In response to a question about treating Restless Legs Syndrome, Lin Zongguang (a clinician at the Shidong Hospital in Shanghai) reported on his experience treating more than 20 such cases (8). He said that he found the disorder related to "the deficiency and injury of the heart, liver, and kidney." For cases dominated by deficiency of liver and kidney, he suggested a modified version of Rehmannia Six Formula (Liuwei Dihuang Wan), adding ligustrum and tang-kuei. In cases of heat syndrome, he would use the standard modification of Rehmannia Six Formula that adds phellodendron and anemarrhena. For cases in which heart and liver deficiency dominated, he suggested a modified Ginseng and Longan Formula (Guipi Tang), adding rehmannia.


  1. Zucconi M, Ferini-Strambi L, Epidemiology and clinical findings of Restless Legs Syndrome, Sleep Medicine 2004; 5(3): 293-299.
  2. Ondo W, et al., Long-term treatment of Restless Legs Syndrome with dopamine agonists, Archives of Neurology 2004; 61(9): 1393-1397.
  3. Lee KA, Zaffke ME, and Baratte-Beebe K, Restless legs syndrome and sleep disturbance during pregnancy: the role of folate and iron, Journal of Woman's Health and Gender Based Medicine 2001; 10(4): 335-341.
  4. O'Keeffe ST, Gavin K, and Lavan JN, Iron status and Restless Legs Syndrome in the elderly, Age and Aging 1994; 23(3): 200-203.
  5. Botez MI, et al., Neurologic disorders responsive to folic acid therapy, Canadian Medical Association Journal 1976; 115(3): 217-223.
  6. Shan Yipu, Treatment of 21 cases of Restless Legs Syndrome with modified Shaoyao Gancao Tang, Shandong Journal of Traditional Chinese Medicine 1986; (2): 17-18.
  7. Fruehauf H and Dharmananda S, Treatment of Difficult and Recalcitrant Diseases with Chinese Herbs, 1997 ITM, Portland, OR.
  8. Lin Zongguang, How to treat Restless Legs Syndrome with Traditional Chinese medicine, Journal of Traditional Chinese Medicine 23(4): 305-307.


A standard "Restless Legs Formula" is provided in granule form (dried decoctions) made of equal parts peony, licorice, tang-kuei, rehmannia, cornus, dioscorea, achyranthes, millettia, pueraria, and chaenomeles. Based on the Chinese clinical reports, treatment duration with Chinese herbs is expected to be only 3-4 weeks; however, continued ingestion or iron and folic acid may be necessary for some individuals.
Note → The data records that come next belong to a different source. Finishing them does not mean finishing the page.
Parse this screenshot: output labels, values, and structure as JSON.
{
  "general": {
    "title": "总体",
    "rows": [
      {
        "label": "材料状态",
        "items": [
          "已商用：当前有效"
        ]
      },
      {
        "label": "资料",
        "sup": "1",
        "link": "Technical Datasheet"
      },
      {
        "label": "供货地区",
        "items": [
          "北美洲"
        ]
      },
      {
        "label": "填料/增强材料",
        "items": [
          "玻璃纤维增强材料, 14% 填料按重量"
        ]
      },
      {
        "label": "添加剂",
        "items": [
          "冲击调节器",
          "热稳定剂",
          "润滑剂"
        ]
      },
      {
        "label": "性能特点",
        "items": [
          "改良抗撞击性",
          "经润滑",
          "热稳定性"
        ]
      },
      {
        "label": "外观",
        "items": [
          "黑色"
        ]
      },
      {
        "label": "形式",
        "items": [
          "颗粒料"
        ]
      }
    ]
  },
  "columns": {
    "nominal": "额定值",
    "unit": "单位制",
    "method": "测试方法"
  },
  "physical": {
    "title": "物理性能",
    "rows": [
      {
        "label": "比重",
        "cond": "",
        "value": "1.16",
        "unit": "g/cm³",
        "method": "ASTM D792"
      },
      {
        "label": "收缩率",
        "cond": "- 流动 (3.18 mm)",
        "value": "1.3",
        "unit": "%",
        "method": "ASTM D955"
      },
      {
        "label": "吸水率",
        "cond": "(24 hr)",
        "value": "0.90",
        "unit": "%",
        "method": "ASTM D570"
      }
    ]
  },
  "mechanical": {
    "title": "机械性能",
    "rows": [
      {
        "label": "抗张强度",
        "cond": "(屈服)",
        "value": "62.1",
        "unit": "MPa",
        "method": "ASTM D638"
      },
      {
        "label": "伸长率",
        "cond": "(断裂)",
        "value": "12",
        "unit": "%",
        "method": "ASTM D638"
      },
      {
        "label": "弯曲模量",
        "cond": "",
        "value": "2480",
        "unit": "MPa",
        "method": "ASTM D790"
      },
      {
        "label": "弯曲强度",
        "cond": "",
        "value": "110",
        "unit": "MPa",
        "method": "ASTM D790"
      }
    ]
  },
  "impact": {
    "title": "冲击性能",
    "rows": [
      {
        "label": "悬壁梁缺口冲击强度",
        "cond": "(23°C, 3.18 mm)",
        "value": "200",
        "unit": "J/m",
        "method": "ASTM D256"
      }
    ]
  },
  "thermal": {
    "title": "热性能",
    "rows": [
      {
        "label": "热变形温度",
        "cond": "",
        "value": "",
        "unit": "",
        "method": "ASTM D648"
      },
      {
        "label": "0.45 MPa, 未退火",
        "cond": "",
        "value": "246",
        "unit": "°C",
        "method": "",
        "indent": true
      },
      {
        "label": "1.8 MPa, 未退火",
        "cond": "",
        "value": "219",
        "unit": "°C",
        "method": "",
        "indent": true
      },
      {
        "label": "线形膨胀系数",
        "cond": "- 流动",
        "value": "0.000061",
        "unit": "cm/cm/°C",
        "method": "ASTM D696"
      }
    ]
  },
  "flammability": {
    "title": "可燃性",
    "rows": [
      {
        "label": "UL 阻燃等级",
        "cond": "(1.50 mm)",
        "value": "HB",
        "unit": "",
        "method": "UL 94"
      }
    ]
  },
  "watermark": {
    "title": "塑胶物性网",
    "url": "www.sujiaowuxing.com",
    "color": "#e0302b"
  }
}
Persons who have a severe folate deficiency syndrome due to malabsorption may require injections of folic acid to get the desired therapeutic effect in a short time. However, high oral intake of folate rich foods or supplemental folic acid (or once per month injections of folic acid) thereafter should maintain the effects. The body can store folic acid for several weeks.

February 2005